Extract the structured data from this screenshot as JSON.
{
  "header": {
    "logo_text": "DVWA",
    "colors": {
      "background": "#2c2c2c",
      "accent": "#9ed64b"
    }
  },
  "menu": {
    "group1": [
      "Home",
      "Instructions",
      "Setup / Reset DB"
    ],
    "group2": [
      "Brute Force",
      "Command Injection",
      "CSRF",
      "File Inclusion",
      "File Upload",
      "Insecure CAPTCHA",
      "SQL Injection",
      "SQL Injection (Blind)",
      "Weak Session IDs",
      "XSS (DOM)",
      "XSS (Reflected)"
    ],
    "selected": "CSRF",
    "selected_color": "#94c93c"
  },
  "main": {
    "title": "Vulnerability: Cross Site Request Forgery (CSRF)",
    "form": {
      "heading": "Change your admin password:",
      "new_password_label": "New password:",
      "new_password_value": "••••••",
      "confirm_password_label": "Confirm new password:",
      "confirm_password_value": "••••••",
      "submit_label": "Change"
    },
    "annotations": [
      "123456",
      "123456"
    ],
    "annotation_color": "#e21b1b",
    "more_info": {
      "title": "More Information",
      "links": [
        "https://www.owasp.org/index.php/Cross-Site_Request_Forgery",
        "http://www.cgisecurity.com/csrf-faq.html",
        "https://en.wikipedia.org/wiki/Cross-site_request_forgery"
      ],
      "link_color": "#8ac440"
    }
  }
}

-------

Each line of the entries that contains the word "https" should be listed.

*Written reply:*
        "https://www.owasp.org/index.php/Cross-Site_Request_Forgery",
        "https://en.wikipedia.org/wiki/Cross-site_request_forgery"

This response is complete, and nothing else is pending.